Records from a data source

○ ○ ○ ○ ○

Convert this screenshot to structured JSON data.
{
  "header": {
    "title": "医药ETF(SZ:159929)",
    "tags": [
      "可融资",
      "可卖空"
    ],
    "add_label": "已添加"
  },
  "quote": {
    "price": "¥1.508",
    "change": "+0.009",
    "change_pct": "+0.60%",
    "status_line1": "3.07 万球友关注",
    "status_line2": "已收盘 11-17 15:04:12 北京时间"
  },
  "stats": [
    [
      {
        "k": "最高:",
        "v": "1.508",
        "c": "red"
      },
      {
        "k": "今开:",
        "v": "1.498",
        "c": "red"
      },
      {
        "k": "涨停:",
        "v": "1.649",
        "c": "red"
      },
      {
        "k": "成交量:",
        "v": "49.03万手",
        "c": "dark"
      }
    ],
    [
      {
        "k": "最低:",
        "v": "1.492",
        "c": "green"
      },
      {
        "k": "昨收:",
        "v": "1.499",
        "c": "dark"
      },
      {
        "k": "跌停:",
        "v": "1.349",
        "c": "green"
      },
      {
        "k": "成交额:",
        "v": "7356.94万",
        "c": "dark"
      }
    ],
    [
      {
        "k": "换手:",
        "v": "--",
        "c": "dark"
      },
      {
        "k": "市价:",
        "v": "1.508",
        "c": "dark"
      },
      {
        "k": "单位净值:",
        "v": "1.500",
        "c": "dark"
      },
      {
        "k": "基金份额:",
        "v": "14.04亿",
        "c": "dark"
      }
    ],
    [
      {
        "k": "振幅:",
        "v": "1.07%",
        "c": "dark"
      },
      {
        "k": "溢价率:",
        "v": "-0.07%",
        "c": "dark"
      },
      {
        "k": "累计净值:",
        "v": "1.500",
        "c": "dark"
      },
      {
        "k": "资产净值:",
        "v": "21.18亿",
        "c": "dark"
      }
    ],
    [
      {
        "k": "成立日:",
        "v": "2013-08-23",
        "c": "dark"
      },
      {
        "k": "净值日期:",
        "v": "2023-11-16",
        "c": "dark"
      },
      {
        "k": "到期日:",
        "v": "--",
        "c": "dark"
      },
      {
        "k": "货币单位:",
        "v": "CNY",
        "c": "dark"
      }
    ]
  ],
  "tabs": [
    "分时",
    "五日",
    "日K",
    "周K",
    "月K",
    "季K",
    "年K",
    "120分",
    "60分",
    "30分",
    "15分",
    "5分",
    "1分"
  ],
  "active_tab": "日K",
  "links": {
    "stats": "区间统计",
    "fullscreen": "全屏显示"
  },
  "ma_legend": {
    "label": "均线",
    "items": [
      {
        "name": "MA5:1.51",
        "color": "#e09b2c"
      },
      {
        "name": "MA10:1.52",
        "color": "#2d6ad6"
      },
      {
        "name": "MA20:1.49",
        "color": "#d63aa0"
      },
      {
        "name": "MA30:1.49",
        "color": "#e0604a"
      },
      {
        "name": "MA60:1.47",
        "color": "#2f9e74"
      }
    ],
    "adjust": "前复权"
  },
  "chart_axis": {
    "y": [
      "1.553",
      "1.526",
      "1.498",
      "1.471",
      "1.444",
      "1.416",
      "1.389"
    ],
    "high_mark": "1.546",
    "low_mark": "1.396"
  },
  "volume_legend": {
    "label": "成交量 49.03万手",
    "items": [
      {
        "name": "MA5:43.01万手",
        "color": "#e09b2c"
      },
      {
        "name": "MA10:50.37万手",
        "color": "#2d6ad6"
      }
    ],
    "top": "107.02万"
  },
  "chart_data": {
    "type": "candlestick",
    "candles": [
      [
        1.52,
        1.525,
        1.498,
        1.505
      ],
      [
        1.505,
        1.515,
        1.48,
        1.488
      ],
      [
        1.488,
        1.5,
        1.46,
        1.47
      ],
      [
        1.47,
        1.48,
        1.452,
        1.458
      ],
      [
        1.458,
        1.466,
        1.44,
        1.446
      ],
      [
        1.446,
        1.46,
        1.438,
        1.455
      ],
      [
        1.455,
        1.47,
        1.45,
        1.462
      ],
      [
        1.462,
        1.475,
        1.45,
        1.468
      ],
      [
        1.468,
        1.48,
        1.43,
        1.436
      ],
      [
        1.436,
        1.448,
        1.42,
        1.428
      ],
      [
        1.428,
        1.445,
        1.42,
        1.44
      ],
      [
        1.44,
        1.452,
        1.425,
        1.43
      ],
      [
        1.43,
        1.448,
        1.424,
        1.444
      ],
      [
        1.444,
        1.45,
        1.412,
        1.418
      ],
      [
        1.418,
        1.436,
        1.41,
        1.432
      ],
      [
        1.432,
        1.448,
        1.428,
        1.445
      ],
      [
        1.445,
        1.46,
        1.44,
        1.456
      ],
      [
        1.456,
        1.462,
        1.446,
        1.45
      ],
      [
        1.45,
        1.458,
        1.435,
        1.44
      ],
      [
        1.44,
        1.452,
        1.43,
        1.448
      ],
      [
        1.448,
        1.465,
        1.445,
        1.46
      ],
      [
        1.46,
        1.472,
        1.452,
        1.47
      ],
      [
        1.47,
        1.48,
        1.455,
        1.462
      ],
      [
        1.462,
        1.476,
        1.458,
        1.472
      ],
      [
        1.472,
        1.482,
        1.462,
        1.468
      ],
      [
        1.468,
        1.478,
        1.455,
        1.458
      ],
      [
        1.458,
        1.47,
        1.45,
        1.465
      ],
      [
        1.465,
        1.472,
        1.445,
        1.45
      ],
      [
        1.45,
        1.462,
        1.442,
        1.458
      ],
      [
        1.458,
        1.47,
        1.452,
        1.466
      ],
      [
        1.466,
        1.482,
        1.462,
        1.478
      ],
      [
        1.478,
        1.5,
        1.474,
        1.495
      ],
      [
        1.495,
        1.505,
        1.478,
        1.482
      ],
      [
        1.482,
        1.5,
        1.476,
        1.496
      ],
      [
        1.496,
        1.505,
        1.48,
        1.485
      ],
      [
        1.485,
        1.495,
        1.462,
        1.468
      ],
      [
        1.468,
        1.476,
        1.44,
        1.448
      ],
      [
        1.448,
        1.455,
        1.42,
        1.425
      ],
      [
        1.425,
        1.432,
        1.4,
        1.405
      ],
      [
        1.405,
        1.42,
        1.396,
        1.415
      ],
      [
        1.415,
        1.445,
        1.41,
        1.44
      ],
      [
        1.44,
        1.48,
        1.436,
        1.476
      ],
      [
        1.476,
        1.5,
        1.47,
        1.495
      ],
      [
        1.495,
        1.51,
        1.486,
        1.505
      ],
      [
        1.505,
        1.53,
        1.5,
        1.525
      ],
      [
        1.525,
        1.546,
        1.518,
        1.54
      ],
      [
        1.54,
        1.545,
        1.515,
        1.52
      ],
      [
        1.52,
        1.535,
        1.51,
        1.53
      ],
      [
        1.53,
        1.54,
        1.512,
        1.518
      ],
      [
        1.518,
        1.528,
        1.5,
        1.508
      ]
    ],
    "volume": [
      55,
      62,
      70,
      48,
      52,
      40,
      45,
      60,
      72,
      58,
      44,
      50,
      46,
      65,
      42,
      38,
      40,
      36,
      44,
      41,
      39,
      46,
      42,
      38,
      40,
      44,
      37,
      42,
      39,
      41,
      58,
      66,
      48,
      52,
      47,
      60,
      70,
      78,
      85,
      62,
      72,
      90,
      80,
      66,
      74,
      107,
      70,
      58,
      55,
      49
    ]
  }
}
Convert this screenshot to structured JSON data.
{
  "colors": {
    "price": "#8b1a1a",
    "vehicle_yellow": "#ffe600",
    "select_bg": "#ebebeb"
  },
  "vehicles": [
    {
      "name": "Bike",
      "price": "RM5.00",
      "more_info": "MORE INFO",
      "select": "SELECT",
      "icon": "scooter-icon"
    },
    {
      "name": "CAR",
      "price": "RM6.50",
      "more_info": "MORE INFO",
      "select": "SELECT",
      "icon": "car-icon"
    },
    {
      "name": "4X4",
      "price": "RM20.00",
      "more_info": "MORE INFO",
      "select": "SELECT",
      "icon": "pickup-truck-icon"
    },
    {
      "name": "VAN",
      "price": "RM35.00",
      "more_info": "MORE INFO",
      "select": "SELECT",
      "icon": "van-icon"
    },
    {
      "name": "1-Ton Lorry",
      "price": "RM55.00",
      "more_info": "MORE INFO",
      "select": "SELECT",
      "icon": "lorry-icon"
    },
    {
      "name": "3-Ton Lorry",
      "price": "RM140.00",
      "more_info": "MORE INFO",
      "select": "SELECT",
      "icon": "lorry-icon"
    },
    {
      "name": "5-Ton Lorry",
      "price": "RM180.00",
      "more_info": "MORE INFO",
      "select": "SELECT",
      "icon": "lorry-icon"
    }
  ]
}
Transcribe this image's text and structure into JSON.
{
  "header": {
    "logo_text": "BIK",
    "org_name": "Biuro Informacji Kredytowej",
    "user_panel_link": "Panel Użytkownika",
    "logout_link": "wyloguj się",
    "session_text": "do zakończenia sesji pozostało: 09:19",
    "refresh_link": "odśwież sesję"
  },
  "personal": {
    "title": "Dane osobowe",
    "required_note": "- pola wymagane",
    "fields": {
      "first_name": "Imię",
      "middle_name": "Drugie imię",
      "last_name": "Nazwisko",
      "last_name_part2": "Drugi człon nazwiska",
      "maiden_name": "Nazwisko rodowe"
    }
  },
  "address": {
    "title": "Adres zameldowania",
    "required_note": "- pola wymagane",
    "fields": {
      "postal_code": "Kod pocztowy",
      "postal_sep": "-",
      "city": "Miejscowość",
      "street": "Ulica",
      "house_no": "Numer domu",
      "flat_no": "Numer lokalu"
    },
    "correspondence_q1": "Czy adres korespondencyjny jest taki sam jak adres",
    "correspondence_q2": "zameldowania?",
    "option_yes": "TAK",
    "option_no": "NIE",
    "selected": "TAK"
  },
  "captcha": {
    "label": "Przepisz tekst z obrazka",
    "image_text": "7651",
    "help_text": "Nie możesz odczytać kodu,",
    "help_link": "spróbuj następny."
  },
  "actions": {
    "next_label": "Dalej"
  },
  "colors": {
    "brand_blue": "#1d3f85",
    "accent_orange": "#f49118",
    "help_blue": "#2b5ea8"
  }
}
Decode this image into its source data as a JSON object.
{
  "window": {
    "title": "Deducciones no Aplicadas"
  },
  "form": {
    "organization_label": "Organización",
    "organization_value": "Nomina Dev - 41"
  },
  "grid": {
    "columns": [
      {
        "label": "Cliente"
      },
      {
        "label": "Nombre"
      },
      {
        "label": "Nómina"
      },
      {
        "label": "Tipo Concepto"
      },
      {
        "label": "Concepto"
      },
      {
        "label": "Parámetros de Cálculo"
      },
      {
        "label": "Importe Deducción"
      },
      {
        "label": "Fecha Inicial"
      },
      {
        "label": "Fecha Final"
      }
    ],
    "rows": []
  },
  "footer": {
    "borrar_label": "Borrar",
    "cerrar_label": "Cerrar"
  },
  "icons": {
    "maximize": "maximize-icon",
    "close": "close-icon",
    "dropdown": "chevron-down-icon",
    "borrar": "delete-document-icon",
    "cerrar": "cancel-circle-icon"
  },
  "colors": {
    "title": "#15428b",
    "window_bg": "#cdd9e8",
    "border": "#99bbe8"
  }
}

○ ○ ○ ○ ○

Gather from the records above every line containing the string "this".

— Output below —
Convert this screenshot to structured JSON data.
Convert this screenshot to structured JSON data.
Transcribe this image's text and structure into JSON.
Decode this image into its source data as a JSON object.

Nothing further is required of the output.